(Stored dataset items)
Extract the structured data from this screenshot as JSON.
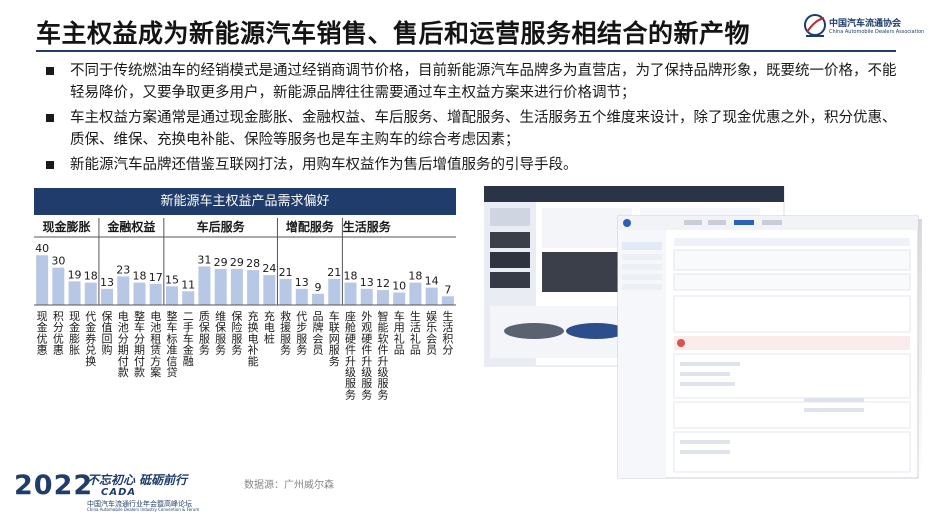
{
  "slide": {
    "title": "车主权益成为新能源汽车销售、售后和运营服务相结合的新产物",
    "logo_cn": "中国汽车流通协会",
    "logo_en": "China Automobile Dealers Association",
    "bullets": [
      "不同于传统燃油车的经销模式是通过经销商调节价格，目前新能源汽车品牌多为直营店，为了保持品牌形象，既要统一价格，不能轻易降价，又要争取更多用户，新能源品牌往往需要通过车主权益方案来进行价格调节；",
      "车主权益方案通常是通过现金膨胀、金融权益、车后服务、增配服务、生活服务五个维度来设计，除了现金优惠之外，积分优惠、质保、维保、充换电补能、保险等服务也是车主购车的综合考虑因素；",
      "新能源汽车品牌还借鉴互联网打法，用购车权益作为售后增值服务的引导手段。"
    ],
    "source": "数据源：广州威尔森"
  },
  "footer": {
    "year": "2022",
    "slogan": "不忘初心 砥砺前行",
    "brand": "CADA",
    "org": "中国汽车流通行业年会暨高峰论坛",
    "org_en": "China Automobile Dealers Industry Convention & Forum"
  },
  "chart_data": {
    "type": "bar",
    "title": "新能源车主权益产品需求偏好",
    "bar_color": "#b7c8e6",
    "header_color": "#1f3c6b",
    "groups": [
      {
        "name": "现金膨胀",
        "start": 0,
        "end": 4
      },
      {
        "name": "金融权益",
        "start": 4,
        "end": 8
      },
      {
        "name": "车后服务",
        "start": 8,
        "end": 15
      },
      {
        "name": "增配服务",
        "start": 15,
        "end": 19
      },
      {
        "name": "生活服务",
        "start": 19,
        "end": 22
      }
    ],
    "categories": [
      "现金优惠",
      "积分优惠",
      "现金膨胀",
      "代金券兑换",
      "保值回购",
      "电池分期付款",
      "整车分期付款",
      "电池租赁方案",
      "整车标准信贷",
      "二手车金融",
      "质保服务",
      "维保服务",
      "保险服务",
      "充换电补能",
      "充电桩",
      "救援服务",
      "代步服务",
      "品牌会员",
      "车联网服务",
      "座舱硬件升级服务",
      "外观硬件升级服务",
      "智能软件升级服务",
      "车用礼品",
      "生活礼品",
      "娱乐会员",
      "生活积分"
    ],
    "values": [
      40,
      30,
      19,
      18,
      13,
      23,
      18,
      17,
      15,
      11,
      31,
      29,
      29,
      28,
      24,
      21,
      13,
      9,
      21,
      18,
      13,
      12,
      10,
      18,
      14,
      7
    ],
    "ylim": [
      0,
      45
    ]
  }
}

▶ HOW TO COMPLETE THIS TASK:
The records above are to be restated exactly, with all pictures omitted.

▶ OUTPUT OF THE TASK:
Extract the structured data from this screenshot as JSON.
{
  "slide": {
    "title": "车主权益成为新能源汽车销售、售后和运营服务相结合的新产物",
    "logo_cn": "中国汽车流通协会",
    "logo_en": "China Automobile Dealers Association",
    "bullets": [
      "不同于传统燃油车的经销模式是通过经销商调节价格，目前新能源汽车品牌多为直营店，为了保持品牌形象，既要统一价格，不能轻易降价，又要争取更多用户，新能源品牌往往需要通过车主权益方案来进行价格调节；",
      "车主权益方案通常是通过现金膨胀、金融权益、车后服务、增配服务、生活服务五个维度来设计，除了现金优惠之外，积分优惠、质保、维保、充换电补能、保险等服务也是车主购车的综合考虑因素；",
      "新能源汽车品牌还借鉴互联网打法，用购车权益作为售后增值服务的引导手段。"
    ],
    "source": "数据源：广州威尔森"
  },
  "footer": {
    "year": "2022",
    "slogan": "不忘初心 砥砺前行",
    "brand": "CADA",
    "org": "中国汽车流通行业年会暨高峰论坛",
    "org_en": "China Automobile Dealers Industry Convention & Forum"
  },
  "chart_data": {
    "type": "bar",
    "title": "新能源车主权益产品需求偏好",
    "bar_color": "#b7c8e6",
    "header_color": "#1f3c6b",
    "groups": [
      {
        "name": "现金膨胀",
        "start": 0,
        "end": 4
      },
      {
        "name": "金融权益",
        "start": 4,
        "end": 8
      },
      {
        "name": "车后服务",
        "start": 8,
        "end": 15
      },
      {
        "name": "增配服务",
        "start": 15,
        "end": 19
      },
      {
        "name": "生活服务",
        "start": 19,
        "end": 22
      }
    ],
    "categories": [
      "现金优惠",
      "积分优惠",
      "现金膨胀",
      "代金券兑换",
      "保值回购",
      "电池分期付款",
      "整车分期付款",
      "电池租赁方案",
      "整车标准信贷",
      "二手车金融",
      "质保服务",
      "维保服务",
      "保险服务",
      "充换电补能",
      "充电桩",
      "救援服务",
      "代步服务",
      "品牌会员",
      "车联网服务",
      "座舱硬件升级服务",
      "外观硬件升级服务",
      "智能软件升级服务",
      "车用礼品",
      "生活礼品",
      "娱乐会员",
      "生活积分"
    ],
    "values": [
      40,
      30,
      19,
      18,
      13,
      23,
      18,
      17,
      15,
      11,
      31,
      29,
      29,
      28,
      24,
      21,
      13,
      9,
      21,
      18,
      13,
      12,
      10,
      18,
      14,
      7
    ],
    "ylim": [
      0,
      45
    ]
  }
}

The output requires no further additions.